Windows PowerShell provides a special
-Version 2.0 backwards compatibility mode that allows you to run PowerShell version 2 even when you have later versions installed:
The same is not true for all other versions of PowerShell, it is unfortunately not possible to force PowerShell to run as version 3 or 4 when PowerShell version 5 is installed (even though running PowerShell.exe -version 3 will not throw any kind of error/warning message). It is also not possible to have multiple PowerShell versions installed at the same time (with the exception of PowerShell Core which can be installed at the same time as Windows PowerShell).
The only way to test PowerShell scripts with a version of PowerShell (other than 2) is to have alternative installs of PowerShell on separate computers or Virtual Machines.
Windows PowerShell 4.0 and Windows PowerShell 3.0 are designed to be
backwards compatible with Windows PowerShell 2.0. Cmdlets, providers,
snap-ins, modules, and scripts written for Windows PowerShell 2.0 run
unchanged in Windows PowerShell 4.0 and Windows PowerShell 3.0.
However, due to a change in the runtime activation policy in Microsoft
.NET Framework 4, Windows PowerShell host programs that were written
for Windows PowerShell 2.0 and compiled with Common Language Runtime
(CLR) 2.0 cannot run without modification in Windows PowerShell 3.0 or
Windows PowerShell 4.0, which are compiled with CLR 4.0. The Windows
PowerShell 2.0 Engine is intended to be used only when an existing
script or host program cannot run because it is incompatible with
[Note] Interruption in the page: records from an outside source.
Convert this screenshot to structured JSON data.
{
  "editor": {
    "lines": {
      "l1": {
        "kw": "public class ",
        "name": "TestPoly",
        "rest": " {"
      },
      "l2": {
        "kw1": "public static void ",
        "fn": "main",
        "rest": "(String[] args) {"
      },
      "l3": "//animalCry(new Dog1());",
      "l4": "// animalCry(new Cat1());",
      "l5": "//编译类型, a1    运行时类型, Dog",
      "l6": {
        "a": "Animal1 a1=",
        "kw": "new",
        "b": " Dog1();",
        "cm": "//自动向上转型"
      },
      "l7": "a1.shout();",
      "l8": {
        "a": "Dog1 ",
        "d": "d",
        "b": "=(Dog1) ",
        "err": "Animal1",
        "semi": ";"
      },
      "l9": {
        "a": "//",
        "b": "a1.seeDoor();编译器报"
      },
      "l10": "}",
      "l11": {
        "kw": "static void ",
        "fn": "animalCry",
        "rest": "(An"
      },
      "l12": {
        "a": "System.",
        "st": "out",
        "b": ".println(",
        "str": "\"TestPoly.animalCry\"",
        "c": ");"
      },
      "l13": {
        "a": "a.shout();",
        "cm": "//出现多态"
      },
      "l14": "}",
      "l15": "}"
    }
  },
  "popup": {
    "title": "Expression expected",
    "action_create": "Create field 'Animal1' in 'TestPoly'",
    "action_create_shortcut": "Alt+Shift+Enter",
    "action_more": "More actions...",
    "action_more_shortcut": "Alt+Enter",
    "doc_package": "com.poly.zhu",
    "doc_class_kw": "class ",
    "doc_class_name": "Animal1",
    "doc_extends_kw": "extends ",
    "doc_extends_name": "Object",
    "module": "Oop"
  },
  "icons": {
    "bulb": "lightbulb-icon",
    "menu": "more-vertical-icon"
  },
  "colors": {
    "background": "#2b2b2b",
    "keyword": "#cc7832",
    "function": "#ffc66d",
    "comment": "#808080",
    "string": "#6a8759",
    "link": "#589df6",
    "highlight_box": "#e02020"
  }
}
Windows PowerShell 4.0, Windows PowerShell 3.0, or Microsoft .NET
Framework 4. Such cases are expected to be rare.